A Radar-Equipped Drone Is Blazing A Trail For The Day

Posted on Jan 21 2017 - 7:59pm by Brian Atkinson

Echodyne recently announced that it has successfully tested drones equipped with radar to detect and avoid objects in flight.

The drone took to the air last month in Texas for a series of tests aimed at finding out how well Bellevue-based Echodyne is miniaturized detect-and-avoid radar could spot obstacles and other aircraft. The results confirmed that the Echodyne is on the right track.

Echodyne – a small aerospace startup which develops radar for drones, robots and autonomous cars – has demonstrated that the small drones have the ability to see and avoid stationary and moving objects, which marks a major step toward the opening up the commercial drone market for companies like Amazon.

echodyne

Echodyne

The radar tests were conducted with an undisclosed partner, and using Echodyne’s developer kit radar with its patented Metamaterial Electronically Scanning Array (MESA). The company announced preliminary test results from field trials of its MESA-DAA radar system.

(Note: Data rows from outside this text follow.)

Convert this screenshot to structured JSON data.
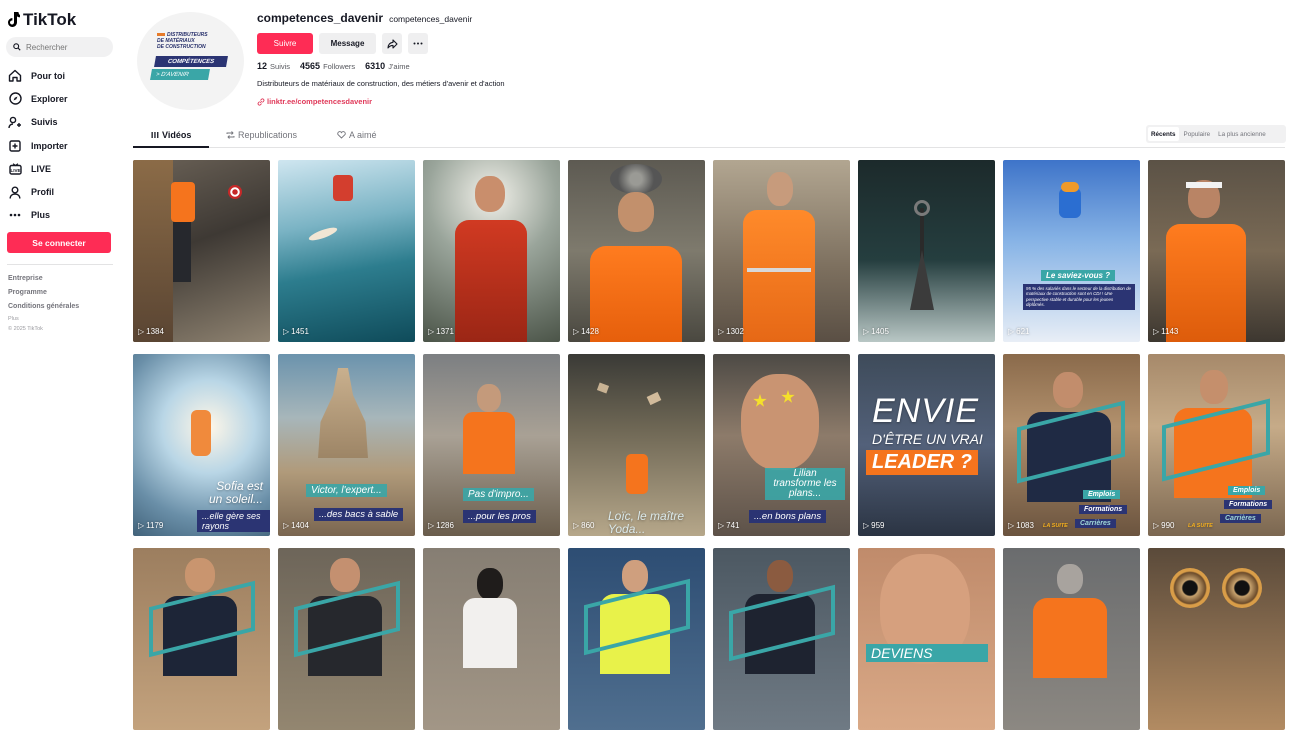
{
  "brand": {
    "name": "TikTok"
  },
  "sidebar": {
    "search_placeholder": "Rechercher",
    "nav": [
      {
        "label": "Pour toi",
        "icon": "home-icon"
      },
      {
        "label": "Explorer",
        "icon": "compass-icon"
      },
      {
        "label": "Suivis",
        "icon": "following-icon"
      },
      {
        "label": "Importer",
        "icon": "upload-icon"
      },
      {
        "label": "LIVE",
        "icon": "live-icon"
      },
      {
        "label": "Profil",
        "icon": "profile-icon"
      },
      {
        "label": "Plus",
        "icon": "more-icon"
      }
    ],
    "login": "Se connecter",
    "footer_links": [
      "Entreprise",
      "Programme",
      "Conditions générales"
    ],
    "footer_more": "Plus",
    "copyright": "© 2025 TikTok"
  },
  "profile": {
    "avatar_text": {
      "line1": "DISTRIBUTEURS",
      "line2": "DE MATÉRIAUX",
      "line3": "DE CONSTRUCTION",
      "badge1": "COMPÉTENCES",
      "badge2": "> D'AVENIR"
    },
    "username": "competences_davenir",
    "nickname": "competences_davenir",
    "follow": "Suivre",
    "message": "Message",
    "stats": {
      "following": "12",
      "following_label": "Suivis",
      "followers": "4565",
      "followers_label": "Followers",
      "likes": "6310",
      "likes_label": "J'aime"
    },
    "bio": "Distributeurs de matériaux de construction, des métiers d'avenir et d'action",
    "link": "linktr.ee/competencesdavenir"
  },
  "tabs": [
    "Vidéos",
    "Republications",
    "A aimé"
  ],
  "sort": [
    "Récents",
    "Populaire",
    "La plus ancienne"
  ],
  "videos": [
    {
      "views": "1384"
    },
    {
      "views": "1451"
    },
    {
      "views": "1371"
    },
    {
      "views": "1428"
    },
    {
      "views": "1302"
    },
    {
      "views": "1405"
    },
    {
      "views": "621",
      "title": "Le saviez-vous ?",
      "text": "95 % des salariés dans le secteur de la distribution de matériaux de construction sont en CDI ! Une perspective stable et durable pour les jeunes diplômés."
    },
    {
      "views": "1143"
    },
    {
      "views": "1179",
      "title": "Sofia est un soleil...",
      "sub": "...elle gère ses rayons"
    },
    {
      "views": "1404",
      "title": "Victor, l'expert...",
      "sub": "...des bacs à sable"
    },
    {
      "views": "1286",
      "title": "Pas d'impro...",
      "sub": "...pour les pros"
    },
    {
      "views": "860",
      "title": "Loïc, le maître Yoda..."
    },
    {
      "views": "741",
      "title": "Lilian transforme les plans...",
      "sub": "...en bons plans"
    },
    {
      "views": "959",
      "title": "ENVIE",
      "sub": "D'ÊTRE UN VRAI",
      "tag": "LEADER ?"
    },
    {
      "views": "1083",
      "items": [
        "Emplois",
        "Formations",
        "Carrières"
      ],
      "tag": "LA SUITE"
    },
    {
      "views": "990",
      "items": [
        "Emplois",
        "Formations",
        "Carrières"
      ],
      "tag": "LA SUITE"
    },
    {},
    {},
    {},
    {},
    {},
    {
      "title": "DEVIENS"
    },
    {},
    {}
  ],
  "colors": {
    "accent": "#fe2c55",
    "teal": "#3aa6a7",
    "navy": "#2b3473",
    "orange": "#f5741d"
  }
}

It says that the device, which is barely larger than smartphone, and is capable of detecting even small aircraft at a distance 1.8 miles in varying weather conditions. The company also says that this breakthrough is driven by the use of metamaterials, which enable the radar to eliminate moving parts, making hardware smaller and more battery efficient without sacrificing range.

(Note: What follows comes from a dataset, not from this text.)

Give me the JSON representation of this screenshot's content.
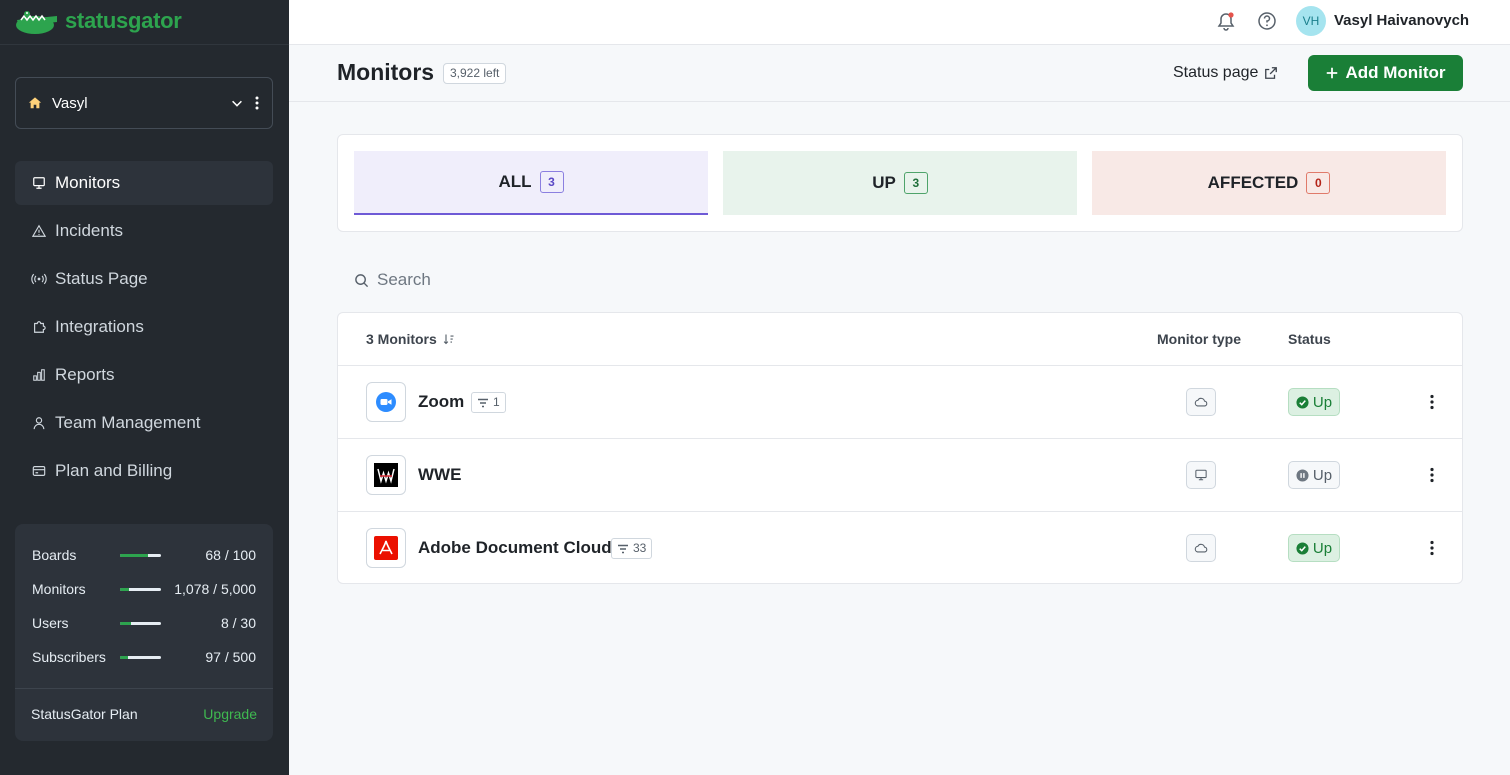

Echodyne’s tech uses metamaterials, the emerging science of engineering materials so they have useful properties that don’t occur in nature.

Echodyne is among the companies building tech aimed at the growing commercial-drone industry. Drones are already in the use from inspecting cellphone towers to getting a bird’s-eye view of how crops are growing.

The goal is to make a radar that’s cheaper and lighter than the advanced radar arrays on the market, suitable for the growing world of unmanned aerial vehicles.

The device is designed to detect Cessna-sized aircraft and other objects from up to 3 km (1.9 miles) away, and small drones at a distance of up to 750 meters (nearly a half-mile).